I am writing to you, dear readers, for the first time as a married woman. Empanada Boy and I were married in a wonderful beach ceremony in Cannon Beach, Oregon on August 3. We then paraded through town behind members of the world-class Mama Digdown’s Brass Band to a reception at the Cannon Beach Chamber of Commerce. There was dancing, speeches and, of course, great food and drink. EB and I spent most of last week honeymooning in Victoria, B.C. (more to come on the food we ate there), but we had plenty of time to visit some Portland restaurants during the week before the big day. Top on my list was Kenny and Zuke’s Delicatessen, located in the relatively new and incredibly hip Ace Hotel.
My favorite restaurant in Portland used to be Ken’s Place, a small, casual spot on Hawthorne Ave. Chef Ken Gordon served home-style comfort food with highlights like stellar fried chicken and a warm calamari salad that I couldn’t help but order every time I came. The best part was that if you stayed late enough, Ken would come out and chat. He would opine about the best place to get certain delicacies and about the importance of providing diners with a pepper grinder on every table. Ken closed his place a few years ago to fulfill his dream of opening a New York-style delicatessen, exactly what Portland lacked. His dream was shared by Nick Zukin, a prominent Portland food blogger (extramsg.com). Together they started curing their own meats and baking their own rye bread and bagels. They baked rugelach and babka. They even brought in a bevy of small batch sodas (pictured here). The results are like nothing New York has seen— at least for a long time.
Empanada Boy, Daddy Salmon, Mango Mama and I spent a long time perusing the lengthy menu, trying to decide which combination of the impressive variety of meats to put onto our sandwiches. There was pastrami, corned beef, tongue, beef salami, even chopped liver. How would we decide? Then Mango Mama happened upon a great solution: we could order the Meat Sampler for four and get to try all of them! EB and Daddy Salmon decided to start things off with some borscht. It was wonderfully refreshing and packed with sweet beet flavor. EB was especially pleased to find crunchy apple slices among the chucks of beets floating on top. As good as the borscht was, though, I knew I needed to save my strength for what was to come. I was right. Thanks to my mom striking up a friendly conversation with Nick Zukin when we walked in the door, we were given a pile of pastrami so large, rich and fatty that it alone would have been enough for lunch. The pastrami was like none I’ve ever tried before. Its edge crackled with peppercorns; its luscious fat striped and marble through each tender, moist and salty slice. The corned beef was also delicious, coming apart in smaller crumbled chunks. Tongue was succulent and smooth, while salami was salty with a touch of spice. Chicken liver was appropriately decadent. This mound of meat came with house-made half-sour pickles, mustard and a gigantic platter of sliced rye bread. It was far more than the four of us could eat. We took about a third of it home in a box.

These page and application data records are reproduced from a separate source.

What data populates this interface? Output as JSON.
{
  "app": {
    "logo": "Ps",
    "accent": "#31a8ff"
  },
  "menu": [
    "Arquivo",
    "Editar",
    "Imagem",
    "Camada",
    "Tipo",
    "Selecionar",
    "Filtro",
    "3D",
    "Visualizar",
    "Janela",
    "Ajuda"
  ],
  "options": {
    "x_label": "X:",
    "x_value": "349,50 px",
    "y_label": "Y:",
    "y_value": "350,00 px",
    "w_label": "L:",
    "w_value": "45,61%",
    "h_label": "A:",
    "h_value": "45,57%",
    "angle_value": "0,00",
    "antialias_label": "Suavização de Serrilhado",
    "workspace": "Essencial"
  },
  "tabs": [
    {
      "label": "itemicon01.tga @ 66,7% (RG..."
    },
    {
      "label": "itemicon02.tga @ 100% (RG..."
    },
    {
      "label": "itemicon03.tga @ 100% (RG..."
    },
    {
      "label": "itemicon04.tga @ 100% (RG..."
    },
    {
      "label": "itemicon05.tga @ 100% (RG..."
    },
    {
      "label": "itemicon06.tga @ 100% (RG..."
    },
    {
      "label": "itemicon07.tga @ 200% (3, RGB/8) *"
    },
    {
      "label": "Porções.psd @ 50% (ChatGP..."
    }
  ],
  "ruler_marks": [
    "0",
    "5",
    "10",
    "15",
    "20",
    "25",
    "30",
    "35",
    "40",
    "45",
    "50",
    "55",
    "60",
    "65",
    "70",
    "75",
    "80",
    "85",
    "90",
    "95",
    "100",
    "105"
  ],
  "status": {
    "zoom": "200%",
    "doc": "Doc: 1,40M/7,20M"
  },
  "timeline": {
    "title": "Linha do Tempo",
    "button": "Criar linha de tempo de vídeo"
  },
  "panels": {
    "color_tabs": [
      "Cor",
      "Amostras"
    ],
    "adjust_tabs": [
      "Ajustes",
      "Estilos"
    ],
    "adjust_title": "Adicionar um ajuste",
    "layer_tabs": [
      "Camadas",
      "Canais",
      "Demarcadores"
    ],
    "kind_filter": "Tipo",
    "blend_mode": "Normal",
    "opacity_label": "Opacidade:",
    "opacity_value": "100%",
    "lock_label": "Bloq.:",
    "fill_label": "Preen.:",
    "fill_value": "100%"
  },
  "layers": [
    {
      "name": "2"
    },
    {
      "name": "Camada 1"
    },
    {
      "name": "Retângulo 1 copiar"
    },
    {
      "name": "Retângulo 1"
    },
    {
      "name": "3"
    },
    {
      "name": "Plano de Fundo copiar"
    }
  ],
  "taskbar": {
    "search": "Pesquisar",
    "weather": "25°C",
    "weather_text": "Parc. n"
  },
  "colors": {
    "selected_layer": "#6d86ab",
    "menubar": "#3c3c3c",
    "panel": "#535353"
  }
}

Nick Zukin, who later took EB, Mango Mama and me on a tour of the kitchen, insisted that we try some dessert. Immensely full as we were, we couldn’t decide between the honey almond cake and the cheesecake. (I would never normally order cheesecake, but Zukin said it was the best dessert on the menu.) We ordered both, and both were phenomenal. The almond cake was moist with honey and full of toasty flavor. I could have eaten more despite my increasing fullness. Much to our surprise, the cheesecake was indeed excellent. It was far lighter and more mousse-like than the dense, heavy versions served at places like Junior’s in Brooklyn. The bottom crust was also flavorful and soft enough to eat, unlike the cardboard slab graham cracker crusts that line most cheesecakes.
I can truthfully say that our meal at Kenny and Zuke’s was one of the best I’ve had in my life. As our kitchen tour confirmed, every element at this restaurant is carefully tested, researched and planned before being served to customers. Meat is cured according to a traditional, yet precisely formulated method. Pickles are carefully barreled and stored. And bagels are made to meet a gold standard of toothsomeness. Ken Gordon and Nick Zukin are not only purists when it comes to representing the genre, they are also perfectionists. And the result is near heavenly.
Kenny and Zuke’s Delicatessen
1038 SW Stark St.
Portland, OR 97205